My wife was shopping at Jo-Ann‘s Fabrics this afternoon, which meant I was across the street with a cup of coffee and my Nook ereader. I have just started Larry Rosen’s 2010 book Rewired: Understanding the iGeneration and the Way They Learn.
So far, I am only up through Chapter 2, but I came across an interesting quote in Larry’s book that made me reflect on this past week in our GRAD 602 course. Jeff Nugent and I are co-teaching this course, Teaching, Learning and Technology in Higher Education – part of VCU‘s Preparing Future Faculty program. We have 24 bright doctoral students / post-docs in the course.
In his book, Larry examines the way generations approach technology, from Baby Boomers like me through Gen Xers (my daughter gags at that term – “What? Named after a letter in the alphabet?”), then NetGen or Millennials, born in the 80s and early 90s, to the latest generation – the iGeneration. The newest kids on the block have lots of technologies with “i” in them – iPod, iTunes, Wii, iPhones, and of course, my granddaughter’s favorite, the iPad, as shown below.
“My younger brother, Aiden, is only 7 and already he is doing techie stuff that I haven’t even tried. And he picks it up so fast. He was on the web when he was 3 and already has a cell phone and knows how to text me. I can’t imagine what he will be doing when he is my age.
—Adrian, age thirteen”
I cannot imagine either!
On Thursday night, Jeff introduced Twitter to our class. None previously had accounts in Twitter, and in fact, many had stated they had no intention to start. When Jeff told them that exploring Twitter was a component of this class and that they would all have to set up accounts, there was a collective groan from the room. Some of their initial reactions can be found here and here and here.
Those groans were background noise as I read Larry’s book today. And while Adrian’s quote was neat, the one that blew me away came from Ashley…who helped title this post:

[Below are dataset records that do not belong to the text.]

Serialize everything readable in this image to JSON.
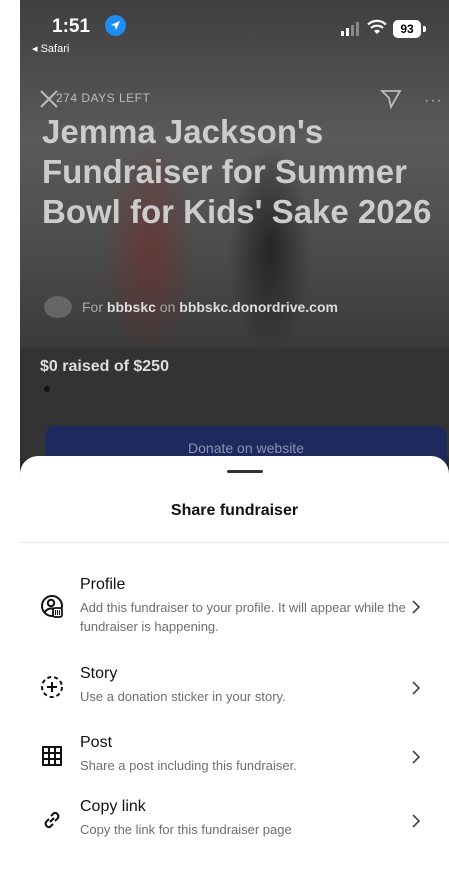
{
  "status_bar": {
    "time": "1:51",
    "back_app": "◂ Safari",
    "battery": "93"
  },
  "hero": {
    "days_left": "274 DAYS LEFT",
    "title": "Jemma Jackson's Fundraiser for Summer Bowl for Kids' Sake 2026",
    "org_prefix": "For ",
    "org_name": "bbbskc",
    "org_mid": " on ",
    "org_site": "bbbskc.donordrive.com"
  },
  "progress": {
    "raised_text": "$0 raised of $250",
    "fraction": 0
  },
  "donate_button": "Donate on website",
  "sheet": {
    "title": "Share fundraiser",
    "options": [
      {
        "icon": "profile-icon",
        "name": "Profile",
        "desc": "Add this fundraiser to your profile. It will appear while the fundraiser is happening."
      },
      {
        "icon": "story-add-icon",
        "name": "Story",
        "desc": "Use a donation sticker in your story."
      },
      {
        "icon": "grid-icon",
        "name": "Post",
        "desc": "Share a post including this fundraiser."
      },
      {
        "icon": "link-icon",
        "name": "Copy link",
        "desc": "Copy the link for this fundraiser page"
      }
    ]
  },
  "colors": {
    "accent_blue": "#1e8cf0",
    "donate_button": "#1e2a5e",
    "sheet_bg": "#ffffff"
  }
}
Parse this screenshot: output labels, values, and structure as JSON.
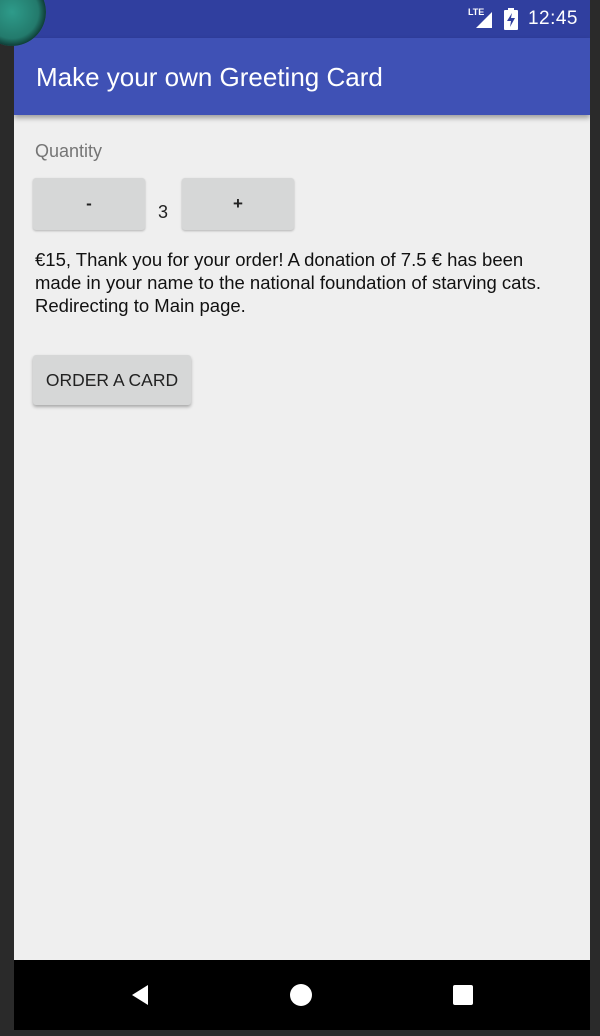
{
  "status_bar": {
    "network_label": "LTE",
    "time": "12:45",
    "icons": [
      "lte-signal-icon",
      "battery-charging-icon"
    ]
  },
  "app_bar": {
    "title": "Make your own Greeting Card"
  },
  "main": {
    "quantity_label": "Quantity",
    "decrement_label": "-",
    "quantity_value": "3",
    "increment_label": "+",
    "message_lines": [
      "€15, Thank you for your order! A donation of 7.5 € has been made in your name to the national foundation of starving cats.",
      "Redirecting to Main page."
    ],
    "order_button_label": "ORDER A CARD"
  },
  "nav_bar": {
    "icons": [
      "back-icon",
      "home-icon",
      "recents-icon"
    ]
  },
  "colors": {
    "status_bar": "#303f9f",
    "app_bar": "#3f51b5",
    "background": "#efefef",
    "button": "#d6d7d7",
    "nav_bar": "#000000"
  }
}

Larry stated (p. 29):
“I have interviewed thousands of children in both formal research studies and informal settings. I will never forget an interview with Ashley, the ten-year old daughter of a friend of mine. I asked her why she liked technology so much. Ashley looked at me blankly and said, “What do you mean why do I like technology? Isn’t everything technology? I guess I don’t even think about it. It’s sorta like the sky, ya know. I don’t think about the sky. I just know that when I look up it’s there. Same with technology. It’s just everywhere.” To Ashley, technology is not a tool to use, as it is for many adults. It is the center of her life…she most certainly is consumed with it and by it.”
Jeff and I have been introducing our students to various web technology tools over the past five weeks. As Jeff noted in “No guarantees…“, we have used the 7 Principles of Good Practice as a lens to examine whether to adopt a particular technology or not. So far, these technologies have included blogging, social bookmarking with Delicious and Diigo, RSS feeds and aggregation, and last Thursday, Twitter. I think I can safely say that our students do not feel that technology is the center of their universes…though thanks to Jeff and I, they may feel consumed by it!
Yet, these future faculty will be facing (live or virtually) students from this iGeneration in not too many years as they teach in higher education. Larry’s research found that 16-18 year-olds now spend on average around 2.5 hours a day online, not counting the other media with which they are engaged simultaneously. They are texting on average around 3.5 hours a day. Nearly half of all high school students have their own computer in their bedroom.
If one assumes that communication is a key element of their lives, then what does that mean for our future faculty? How connected will they be with their students? What will be the expectations of these faculty and how will those expectations mesh with those of their students? I really do not know, but I see the future as both exciting and a little scary. Jeff and I both gave our cell phone numbers to our students, yet in six weeks, I have not received one text message from any of them. Will that be true of their future? If technology is sorta like the sky, what will that mean for teaching and learning?
As always, if you have thoughts on any of these questions. I would like to extend the conversation.